The era of exponential growth of smartphones and apps in the United States and other English-speaking countries is beginning to come to an end.
The fact of the matter is that almost everyone in the United States who wants a smartphone or a tablet already has one. The market for mobile devices is filling out at the edges between lower-income individuals and techno-holdouts who are now just getting onto the train to ubiquitous computing. The mobile market in the U.S. is mature.
What does that mean for app developers? On one hand, it means that the installed base of users to download their wares is massive. On the other hand, it means much more competition for user eyeballs, downloads, attentions and overall opportunity.
Data from mobile analytics company Flurry points this out through the lens of Christmas Day. The holiday is the biggest gift-giving day of the year for much of the English-speaking world and over the past several years has been the day with the most smartphone and tablet activations, as people unwrap their shiny new gadgets.

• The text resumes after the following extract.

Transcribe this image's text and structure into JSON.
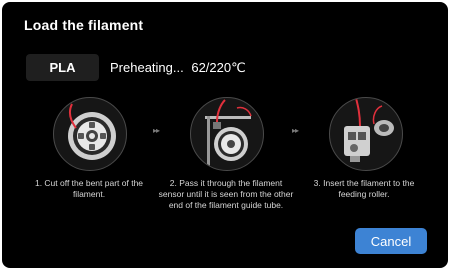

In the past couple of years, these people would often be receiving their very first smartphone or tablet ever. The first thing they would do with those new devices would be to go to the various app stores and browse for cool and interesting things to use.
This practice still happens, of course, but not quite like it has in recent years. Many people receiving new gadgets for Christmas are not on their first ever device. Consumers are well familiar with these devices and what they can do. Hence, they likely already have a cadre of trusted apps and services that they will then re-install on their new devices. For instance, if you got a new iPad this year, there is a good chance you just went to iTunes and restored your device from your previous backups on from your old iPad.
Downloads on Christmas day were 11% higher than they were in 2012, according to Flurry. That translates into about 364 million app downloads on Christmas, definitely the biggest day of the year for app developers. That being said, the rate was down from the 36% growth in download volume between 2011 and 2012.
December is one of the biggest download months of the year for developers, but download spikes for the average December day were only 25% greater than the year before, down from 97% between 2011 and 20112.
Flurry’s Mary Ellen Gordon writes:
The biggest growth in mobile now is coming in countries where Christmas is a less significant holiday or not celebrated at all, so new device activations and app downloads come at different times of the year in those places. And because those high-growth areas are joining an already large global market, overall growth rates are less striking than when the mobile market was new.
The biggest lesson here is that the end of the year is still a big target for mobile developers. The Christmas Day spike will continue to be a very real and very relevant day for app developers. But the maturation of the market and the behavior of consumers is beginning to streamline in such a way that it is harder to break through the clutter at any time of the year. As ReadWrite noted late in 2012, the smartphone app gold rush is basically over.
That does not mean there is not opportunity for developers to carve out a niche in the app stores. But just like the gold rush in the U.S. in the mid-to-late 1800s, the opportunities are fewer and further between, sandwiched among entrenched interests that got their first and made their mark.